In my neighborhood, which team you supported was a more reliable indicator of personal identity than race or religion. We didn’t know from politics, but we all knew Monte Irvin. (My dad played semi-pro ball with Irvin, and he never quit talking about it.)

We also played baseball every day in warm weather. Also wiffle ball, stick ball, stoop ball, etc. To be a boy back then was to play baseball. You didn’t have to be an all-star, but you did have to know the game. Somebody said they didn’t understand the Infield Fly Rule, what they were telling you was they basically didn’t understand anything.

These days, not so much. Indeed, a whole genre of “baseball is doomed” articles appear regularly in the sporting press. The latest is called “Why No One Watches Baseball Anymore” by Dave Zirin, sportswriter for The Nation. I know what you’re thinking: The Nation has a sportswriter? Along with all those articles about “the inspiring energy of progressives?” Yeah, and a lively, provocative sportswriter at that, if a bit dogmatic for my taste.

There’s no doubt that major league baseball is less central to American culture than it once was. But then no one sport is anymore. Zirin cites polls showing that only nine percent of Americans call baseball their favorite—the lowest since Gallup started asking. In Monte Irvin’s heyday, it was in the 30s.

When the Pirates’ Bill Mazeroski hit a walkoff home run to win the 1960 World Series, so many kids were covertly listening on transistor radios that a subdued roar went up in my high school. That wouldn’t happen today. World Series games are played at night, and young people pretty much aren’t into it. Gallup says only six percent of Americans under 34 favor baseball.

Eleven percent favor basketball and soccer.

I love basketball too; soccer sometimes. Football only intermittently. Here in SEC country, the local team plays a dozen games—three they can’t lose, three they never win, and six maybes. No sooner does one disappointing season end than everybody yaks obsessively for eight months about the next. Meanwhile, I’ve watched 100 Red Sox games.

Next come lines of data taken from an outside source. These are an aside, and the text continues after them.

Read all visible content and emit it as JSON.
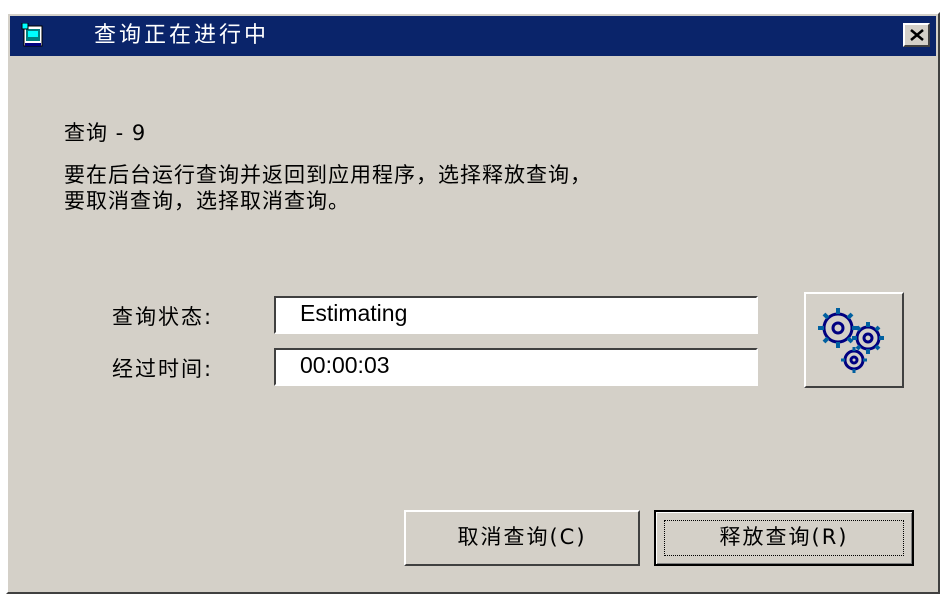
{
  "titlebar": {
    "title": "查询正在进行中",
    "icon": "app-icon",
    "close_icon": "close-icon"
  },
  "message": {
    "query_name": "查询 - 9",
    "line1": "要在后台运行查询并返回到应用程序，选择释放查询，",
    "line2": "要取消查询，选择取消查询。"
  },
  "status": {
    "status_label": "查询状态:",
    "status_value": "Estimating",
    "elapsed_label": "经过时间:",
    "elapsed_value": "00:00:03",
    "animation_icon": "gears-icon"
  },
  "buttons": {
    "cancel_label": "取消查询(C)",
    "release_label": "释放查询(R)"
  },
  "colors": {
    "titlebar_bg": "#0a246a",
    "window_bg": "#d4d0c8"
  }
}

I think it’s a game for people who don’t like sports as much as drinking parties.

But that’s just me, although football’s slipping in popularity too. But here’s the thing: You don’t need to know one thing about football to watch it on TV. Baseball, you do.

Zirin says that his problem with baseball is that “the games are too damn long.” He cites the recent Red Sox-Yankees series in London, England as an example. Both games lasted around four and a half hours. “Though a typical game falls more in the three-hour range,” he writes, “this is too damn long.”

To me, it’s just right. Three blessed hours of taut competition in which he who shall not be named, won’t be. Perfect. The problem with the London games was playing in a soccer stadium whose aerodynamics made pitchers unable to control breaking balls. So it became Home Run Derby.

Seventeen to 13, for heaven’s sake. That’s a slow pitch softball score. The English crowd seemed enthralled, but it wasn’t big league baseball.

Speed things up? Absolutely. Put in a 30-second pitch clock; limit hitters to one, maybe two time outs per at bat. Stand in there and hit.

The dramatic effect of defensive shifts could be altered by requiring two infielders on either side of second base. More situational hitting, fewer second basemen swinging for the bleachers and striking out.

Mostly, though, major league baseball needs to sponsor more youth leagues. You play baseball, you learn to love it.

Zirin also confesses to being a Mets fan like my brother Tommy, making the yearly transition from “Let’s Go Mets” to “Fire the Manager and Burn the Stadium.”

Usually in July, come to think of it.

IMAGE: Former New York Yankee Yogi Berra stands at home plate before the final regular season MLB American Leugue baseball game at Yankee Stadium in New York in this September 21, 2008 file photo. REUTERS/Mike Segar/Files